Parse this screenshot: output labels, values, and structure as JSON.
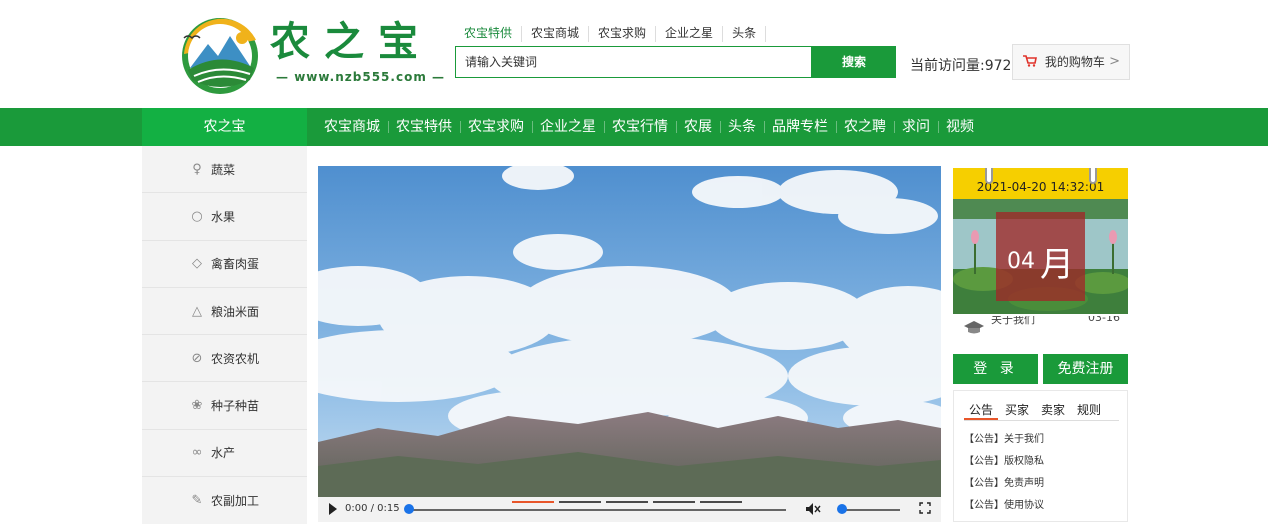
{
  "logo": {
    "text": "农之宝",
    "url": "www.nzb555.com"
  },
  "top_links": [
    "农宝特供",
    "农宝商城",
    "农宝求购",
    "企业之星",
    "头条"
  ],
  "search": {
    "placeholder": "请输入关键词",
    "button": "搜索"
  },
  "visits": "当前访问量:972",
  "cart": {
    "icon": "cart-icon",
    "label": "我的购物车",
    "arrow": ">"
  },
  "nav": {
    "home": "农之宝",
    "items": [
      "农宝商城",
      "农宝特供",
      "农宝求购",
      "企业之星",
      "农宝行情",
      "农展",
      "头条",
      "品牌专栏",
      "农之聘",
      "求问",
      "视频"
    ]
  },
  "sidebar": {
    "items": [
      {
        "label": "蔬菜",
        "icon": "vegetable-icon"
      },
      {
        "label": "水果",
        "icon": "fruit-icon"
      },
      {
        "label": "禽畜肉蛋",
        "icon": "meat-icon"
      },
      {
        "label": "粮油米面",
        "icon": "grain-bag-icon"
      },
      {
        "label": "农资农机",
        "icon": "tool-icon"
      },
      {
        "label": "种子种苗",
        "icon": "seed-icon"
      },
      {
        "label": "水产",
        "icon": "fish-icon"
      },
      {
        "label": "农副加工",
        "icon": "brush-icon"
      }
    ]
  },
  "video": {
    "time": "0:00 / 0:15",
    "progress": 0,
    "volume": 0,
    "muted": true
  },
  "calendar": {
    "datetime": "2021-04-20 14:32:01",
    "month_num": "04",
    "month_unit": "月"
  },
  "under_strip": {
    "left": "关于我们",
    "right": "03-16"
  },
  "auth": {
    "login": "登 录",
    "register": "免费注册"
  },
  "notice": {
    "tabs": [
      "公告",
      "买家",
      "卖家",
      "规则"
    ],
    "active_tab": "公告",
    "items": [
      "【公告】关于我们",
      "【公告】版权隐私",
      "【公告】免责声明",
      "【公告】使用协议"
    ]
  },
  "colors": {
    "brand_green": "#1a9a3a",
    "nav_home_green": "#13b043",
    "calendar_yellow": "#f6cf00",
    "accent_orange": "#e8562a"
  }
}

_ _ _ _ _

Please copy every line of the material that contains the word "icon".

    "icon": "cart-icon",
        "icon": "vegetable-icon"
        "icon": "fruit-icon"
        "icon": "meat-icon"
        "icon": "grain-bag-icon"
        "icon": "tool-icon"
        "icon": "seed-icon"
        "icon": "fish-icon"
        "icon": "brush-icon"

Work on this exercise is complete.